- **Task to complete**:
Exactly as given, restate each record that follows.

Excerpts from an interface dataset
━━━━━━━━

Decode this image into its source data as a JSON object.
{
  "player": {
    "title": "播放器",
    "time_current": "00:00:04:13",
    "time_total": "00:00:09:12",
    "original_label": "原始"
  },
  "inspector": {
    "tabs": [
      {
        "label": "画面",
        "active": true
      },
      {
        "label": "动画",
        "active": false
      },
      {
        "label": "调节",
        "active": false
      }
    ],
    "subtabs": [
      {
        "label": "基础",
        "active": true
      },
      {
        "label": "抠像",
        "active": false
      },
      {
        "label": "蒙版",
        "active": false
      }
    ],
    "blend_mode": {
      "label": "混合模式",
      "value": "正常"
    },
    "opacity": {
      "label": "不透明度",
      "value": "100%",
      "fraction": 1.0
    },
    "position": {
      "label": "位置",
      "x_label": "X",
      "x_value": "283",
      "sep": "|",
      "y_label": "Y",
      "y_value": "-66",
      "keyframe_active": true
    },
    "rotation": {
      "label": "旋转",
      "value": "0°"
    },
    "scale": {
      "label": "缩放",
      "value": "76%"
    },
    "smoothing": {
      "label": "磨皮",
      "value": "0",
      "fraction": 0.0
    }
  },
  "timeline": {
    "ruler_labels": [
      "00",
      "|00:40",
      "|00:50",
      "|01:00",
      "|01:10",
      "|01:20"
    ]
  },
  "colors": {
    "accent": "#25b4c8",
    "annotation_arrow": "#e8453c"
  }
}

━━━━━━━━

- **Result**:
Decode this image into its source data as a JSON object.
{
  "player": {
    "title": "播放器",
    "time_current": "00:00:04:13",
    "time_total": "00:00:09:12",
    "original_label": "原始"
  },
  "inspector": {
    "tabs": [
      {
        "label": "画面",
        "active": true
      },
      {
        "label": "动画",
        "active": false
      },
      {
        "label": "调节",
        "active": false
      }
    ],
    "subtabs": [
      {
        "label": "基础",
        "active": true
      },
      {
        "label": "抠像",
        "active": false
      },
      {
        "label": "蒙版",
        "active": false
      }
    ],
    "blend_mode": {
      "label": "混合模式",
      "value": "正常"
    },
    "opacity": {
      "label": "不透明度",
      "value": "100%",
      "fraction": 1.0
    },
    "position": {
      "label": "位置",
      "x_label": "X",
      "x_value": "283",
      "sep": "|",
      "y_label": "Y",
      "y_value": "-66",
      "keyframe_active": true
    },
    "rotation": {
      "label": "旋转",
      "value": "0°"
    },
    "scale": {
      "label": "缩放",
      "value": "76%"
    },
    "smoothing": {
      "label": "磨皮",
      "value": "0",
      "fraction": 0.0
    }
  },
  "timeline": {
    "ruler_labels": [
      "00",
      "|00:40",
      "|00:50",
      "|01:00",
      "|01:10",
      "|01:20"
    ]
  },
  "colors": {
    "accent": "#25b4c8",
    "annotation_arrow": "#e8453c"
  }
}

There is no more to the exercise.